Even after the start of the Great Depression development continue on Westchester. An article appeared in the December 5, 1929 issue of the "LaGrange Citizen" newspaper about the completion of the first business block. See LaGrange Citizen,Westchester 1st Business Block Up, Dec 5 1929.
A blowup of the corner of Wolf and Cermak Roads shows the Immanuel Lutheran corner with its church and school.
Village President Grant N. Britten, Village Clerk Ruben N. Nelson and Village Treasurer Wesley Panttila stand next to the Village Hall in 1931. These three men were prominent Village individuals. The school shown above was named for President Britten. Ruben Nelson became Village President in 1937. His wife Stella was a president of the Westchester PTA. Ruben and Stella are former residents of the house which is now known as the Franzosenbusch Prairie House. Wesley Panttila served for many years as the Police Magistrate.
(Photograph by Charles N. Field)
The first village hall had been rented space in the food store building at 1543 Westchester Blvd.
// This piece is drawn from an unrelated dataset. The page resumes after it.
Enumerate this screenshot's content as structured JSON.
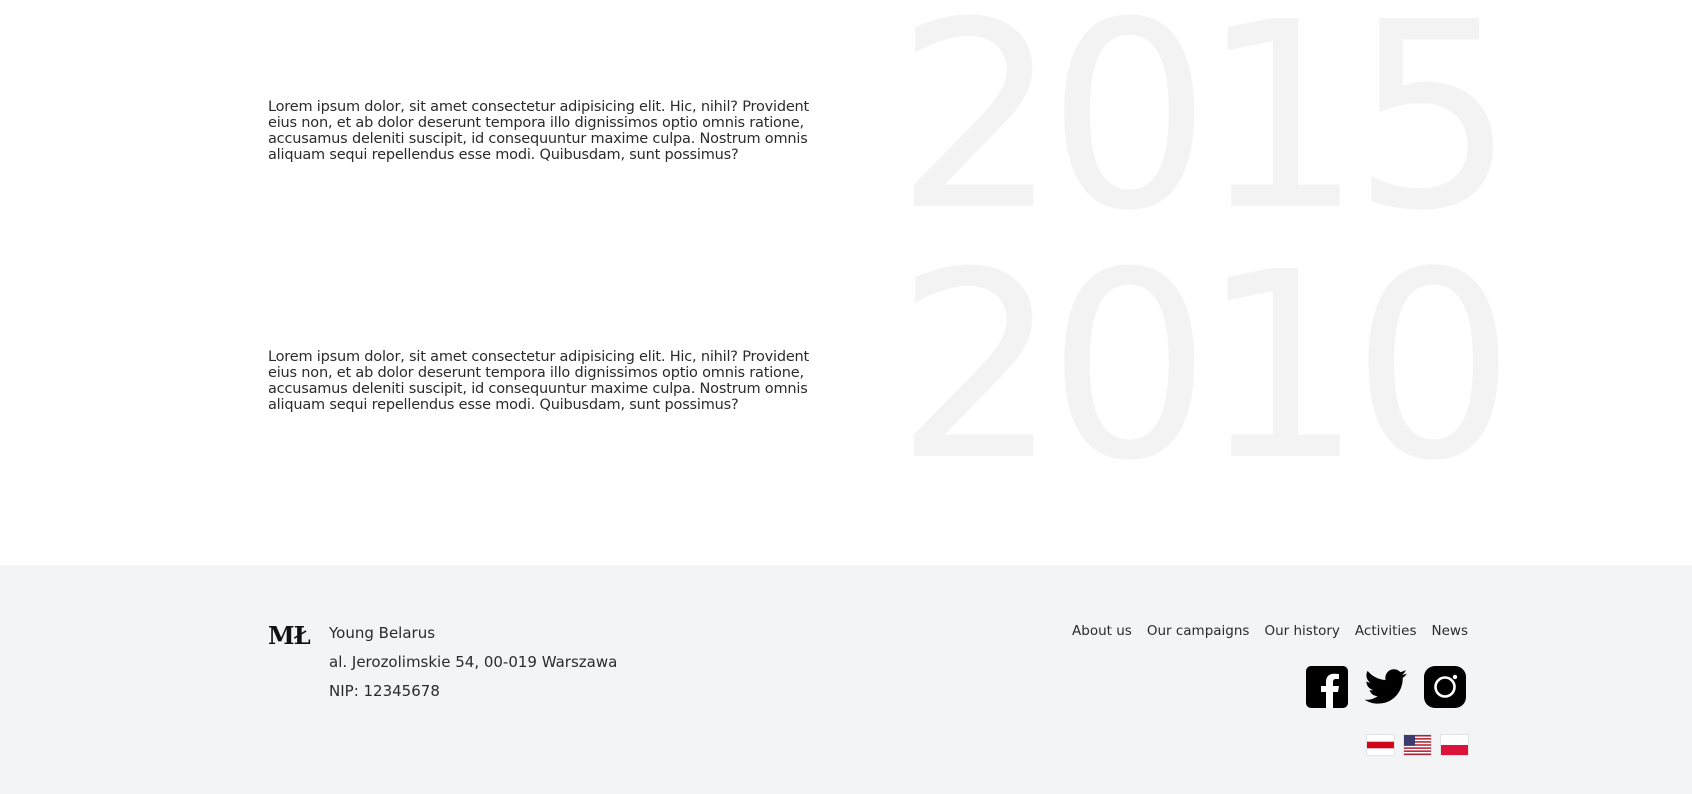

This picture was therefore the second village hall, but the first owned by Village.
The former Zelosky development office became the third village hall (the second owned by the Village). The thatch roof building stood near the intersection Roosevelt and Balmoral. This is how it looked in 1939. The Zelosky office can be seen in the Westchester Tribune Sep 28 1926 page 5 -- Full Page Ad.
Photographs by Charles N. Field
By 1948 the Village was growing. Wesley Panttila was the police chief. He stands proudly with Sergeant Harry Rose and Patrolmen Jim McBride and Ken Thompson. The viaduct in the background is for the I. C. R. R. line1. This police force served the community just before the Westchester's post-war "building boom".
(Photograph by Charles N. Field)
The Park and Shop at northeast corner of Mannheim and Cermak (22nd Street) has been a commercial business center since the 1950s. The Park and Shop had a drug store, a supermarket, a bakery, a delicatessen, a hardware store, a currency exchange, a beauty shop and other specialty stores.
In 1955 Westchester formed its own full-time fire department. See Westchester Fire Department 1955.
(Photograph from the Martindale News, circa 1960)
1The Belt RR was formally know as the Indiana Harbor Belt Rail Road. It is not part of the Illinois Central Rail Road.
Last Modified: 12/18/2006